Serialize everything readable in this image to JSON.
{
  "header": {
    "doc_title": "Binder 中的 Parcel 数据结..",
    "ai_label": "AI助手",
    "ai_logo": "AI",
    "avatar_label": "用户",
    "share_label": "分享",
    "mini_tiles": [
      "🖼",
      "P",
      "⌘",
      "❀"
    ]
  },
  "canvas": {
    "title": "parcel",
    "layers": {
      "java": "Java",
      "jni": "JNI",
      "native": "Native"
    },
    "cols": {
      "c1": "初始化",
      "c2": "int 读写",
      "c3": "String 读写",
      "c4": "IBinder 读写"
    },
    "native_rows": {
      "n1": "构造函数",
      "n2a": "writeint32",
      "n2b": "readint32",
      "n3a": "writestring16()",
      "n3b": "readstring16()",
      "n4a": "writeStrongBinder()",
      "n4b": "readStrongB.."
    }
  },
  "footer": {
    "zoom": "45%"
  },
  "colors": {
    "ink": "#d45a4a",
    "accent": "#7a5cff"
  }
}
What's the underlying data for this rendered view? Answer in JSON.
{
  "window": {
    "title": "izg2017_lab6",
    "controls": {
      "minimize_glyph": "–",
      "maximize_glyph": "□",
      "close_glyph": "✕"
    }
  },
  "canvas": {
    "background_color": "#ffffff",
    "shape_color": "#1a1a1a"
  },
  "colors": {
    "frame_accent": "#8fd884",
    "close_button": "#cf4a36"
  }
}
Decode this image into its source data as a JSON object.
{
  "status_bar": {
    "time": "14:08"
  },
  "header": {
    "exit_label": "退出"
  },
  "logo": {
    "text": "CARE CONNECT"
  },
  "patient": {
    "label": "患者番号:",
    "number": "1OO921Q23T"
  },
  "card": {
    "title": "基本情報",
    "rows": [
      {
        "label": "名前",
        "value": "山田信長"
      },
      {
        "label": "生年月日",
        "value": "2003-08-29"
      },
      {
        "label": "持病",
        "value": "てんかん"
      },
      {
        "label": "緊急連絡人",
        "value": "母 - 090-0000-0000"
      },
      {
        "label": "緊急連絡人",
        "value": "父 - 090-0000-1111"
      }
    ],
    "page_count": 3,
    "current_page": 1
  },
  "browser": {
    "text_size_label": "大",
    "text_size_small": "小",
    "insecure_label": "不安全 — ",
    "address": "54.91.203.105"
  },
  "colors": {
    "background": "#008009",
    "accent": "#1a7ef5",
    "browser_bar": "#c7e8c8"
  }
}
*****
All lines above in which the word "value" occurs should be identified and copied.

        "value": "山田信長"
        "value": "2003-08-29"
        "value": "てんかん"
        "value": "母 - 090-0000-0000"
        "value": "父 - 090-0000-1111"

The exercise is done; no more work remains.